(Data about app and page elements)
[Start of Attachment]
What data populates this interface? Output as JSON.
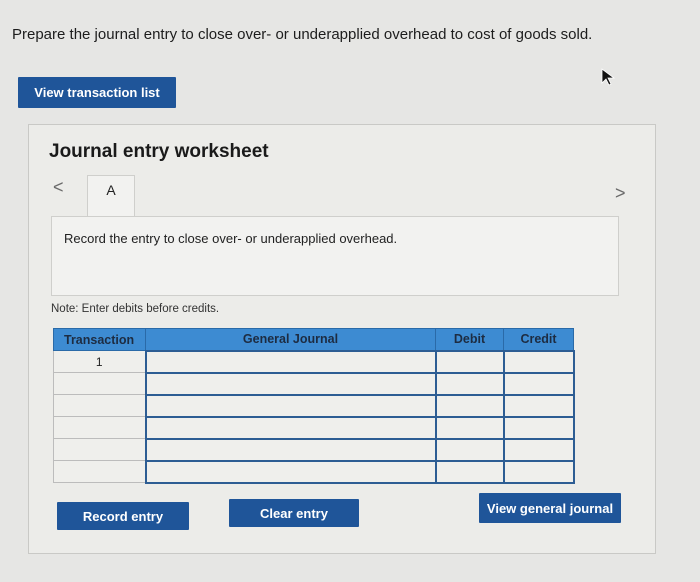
{
  "prompt": "Prepare the journal entry to close over- or underapplied overhead to cost of goods sold.",
  "buttons": {
    "view_transaction_list": "View transaction list",
    "record_entry": "Record entry",
    "clear_entry": "Clear entry",
    "view_general_journal": "View general journal"
  },
  "worksheet": {
    "title": "Journal entry worksheet",
    "prev_arrow": "<",
    "next_arrow": ">",
    "tab_label": "A",
    "instruction": "Record the entry to close over- or underapplied overhead.",
    "note": "Note: Enter debits before credits."
  },
  "table": {
    "headers": [
      "Transaction",
      "General Journal",
      "Debit",
      "Credit"
    ],
    "rows": [
      [
        "1",
        "",
        "",
        ""
      ],
      [
        "",
        "",
        "",
        ""
      ],
      [
        "",
        "",
        "",
        ""
      ],
      [
        "",
        "",
        "",
        ""
      ],
      [
        "",
        "",
        "",
        ""
      ],
      [
        "",
        "",
        "",
        ""
      ]
    ]
  }
}
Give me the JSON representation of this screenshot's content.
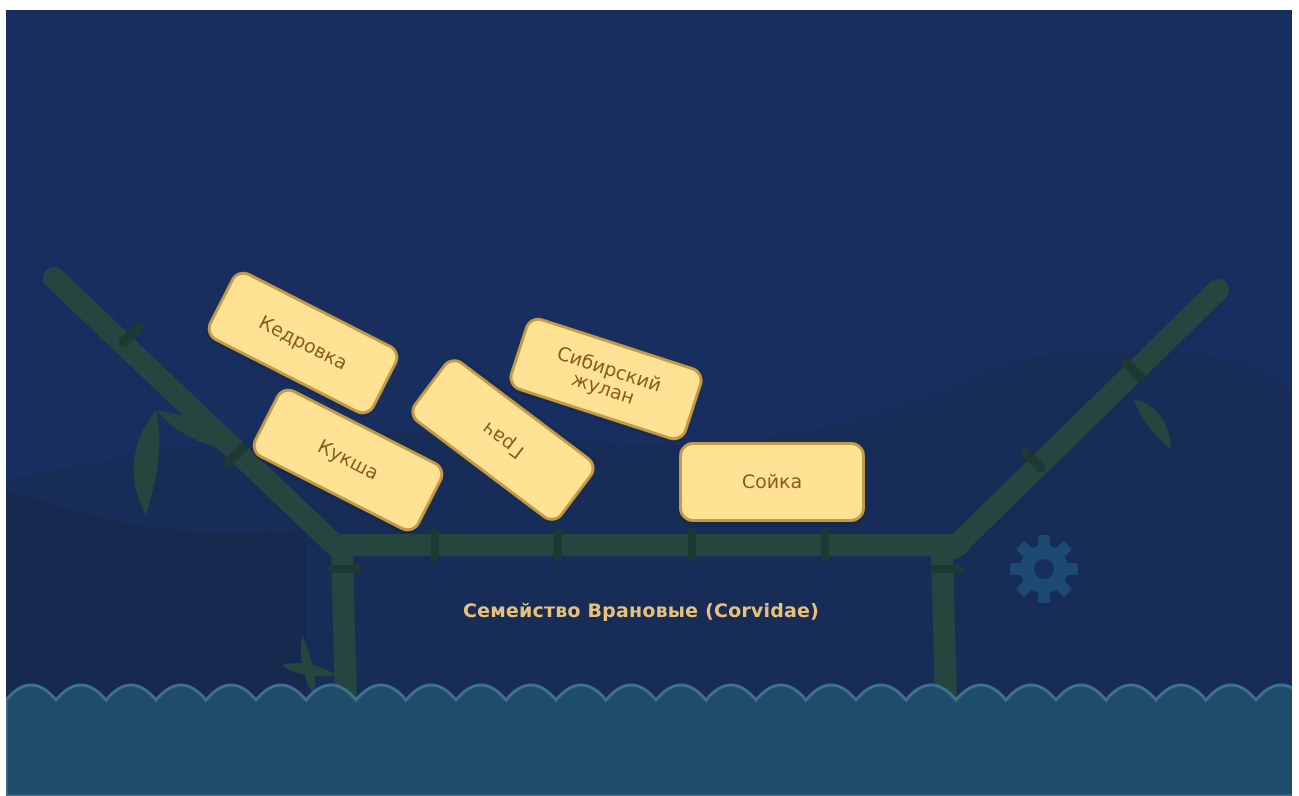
{
  "colors": {
    "background": "#182e5f",
    "water": "#1f4c68",
    "wave_line": "#3f6f91",
    "bamboo": "#27453f",
    "tile_fill": "#ffe294",
    "tile_border": "#c39a45",
    "tile_text": "#875c1d",
    "caption": "#e9c17b",
    "gear": "#1c4a73"
  },
  "tiles": {
    "kedrovka": "Кедровка",
    "kuksha": "Кукша",
    "grach": "Грач",
    "sibirsky_zhulan": "Сибирский\nжулан",
    "soyka": "Сойка"
  },
  "caption": "Семейство Врановые (Corvidae)",
  "icons": {
    "settings": "gear-icon"
  }
}
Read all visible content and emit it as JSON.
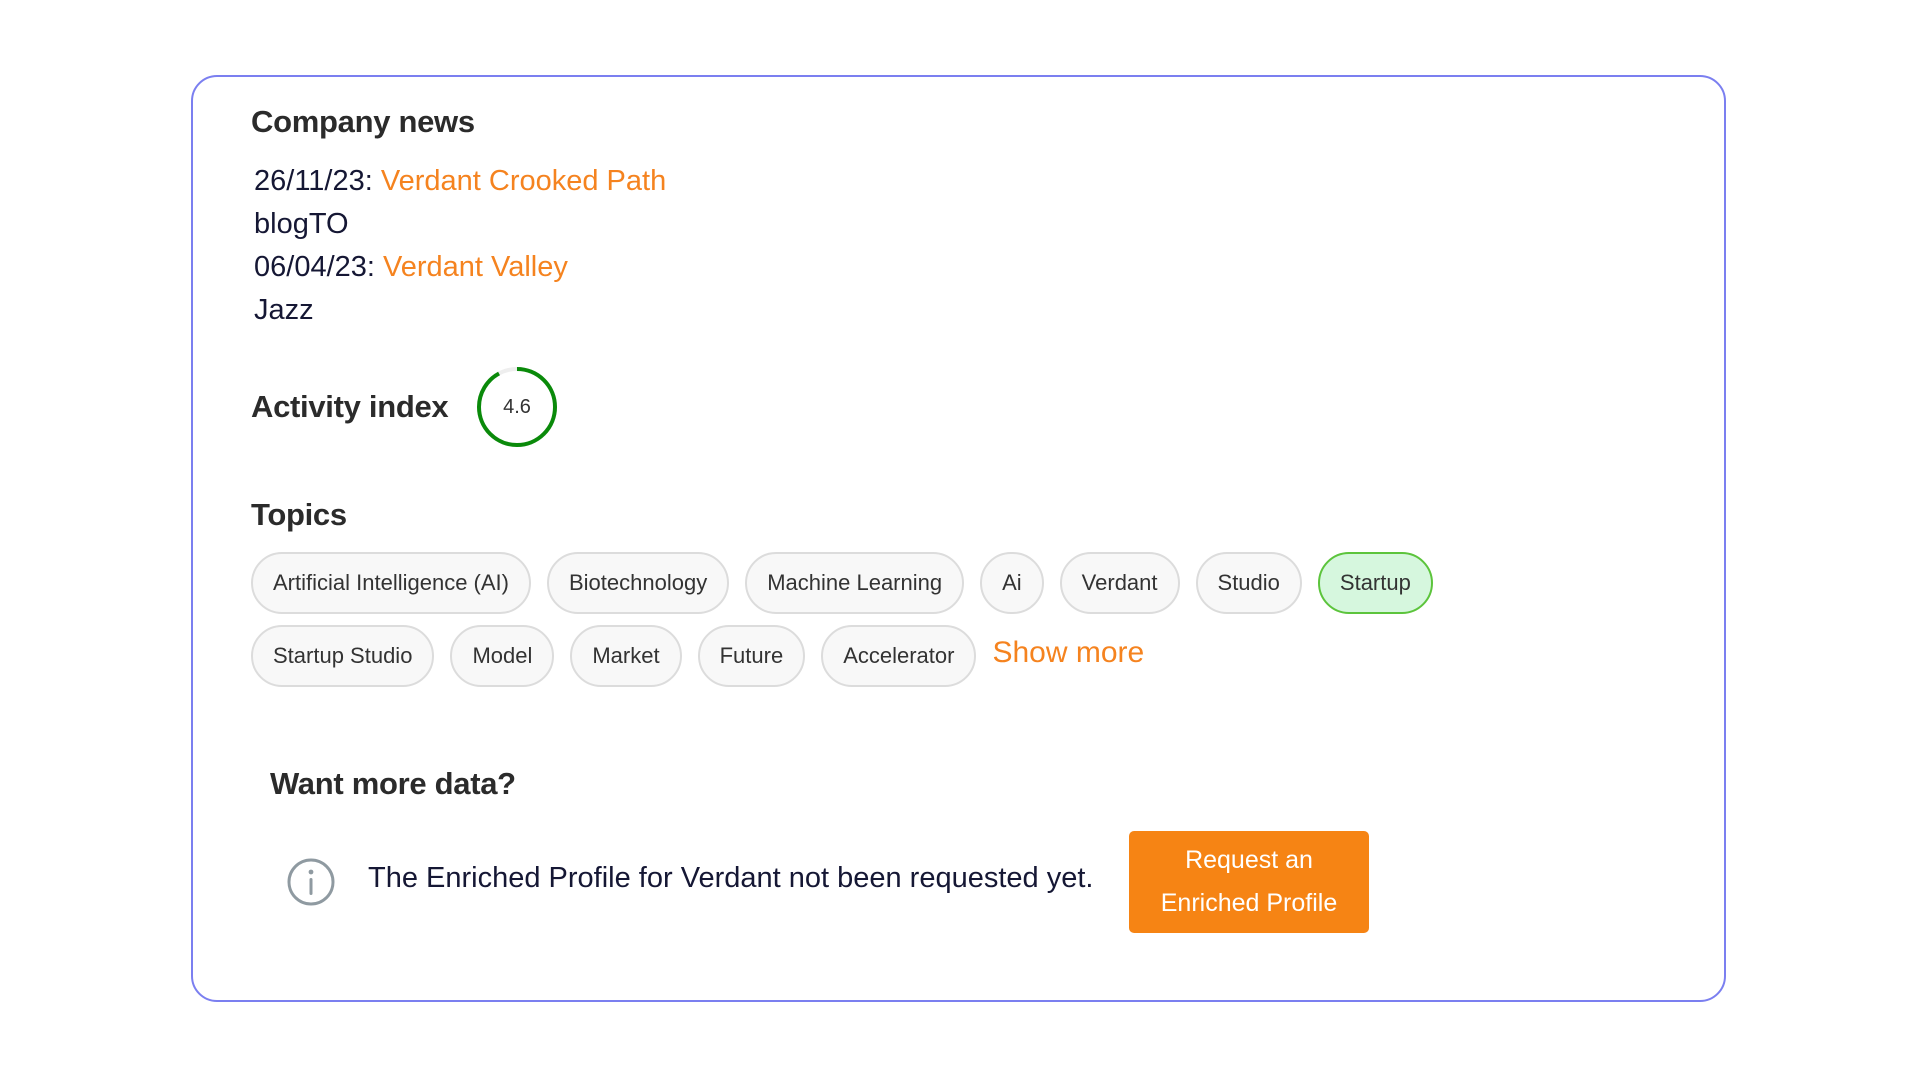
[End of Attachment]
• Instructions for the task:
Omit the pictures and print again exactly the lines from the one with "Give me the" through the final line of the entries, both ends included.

• Result:
Give me the JSON representation of this screenshot's content.
{
  "colors": {
    "background": "#182e5f",
    "water": "#1f4c68",
    "wave_line": "#3f6f91",
    "bamboo": "#27453f",
    "tile_fill": "#ffe294",
    "tile_border": "#c39a45",
    "tile_text": "#875c1d",
    "caption": "#e9c17b",
    "gear": "#1c4a73"
  },
  "tiles": {
    "kedrovka": "Кедровка",
    "kuksha": "Кукша",
    "grach": "Грач",
    "sibirsky_zhulan": "Сибирский\nжулан",
    "soyka": "Сойка"
  },
  "caption": "Семейство Врановые (Corvidae)",
  "icons": {
    "settings": "gear-icon"
  }
}
Read all visible content and emit it as JSON.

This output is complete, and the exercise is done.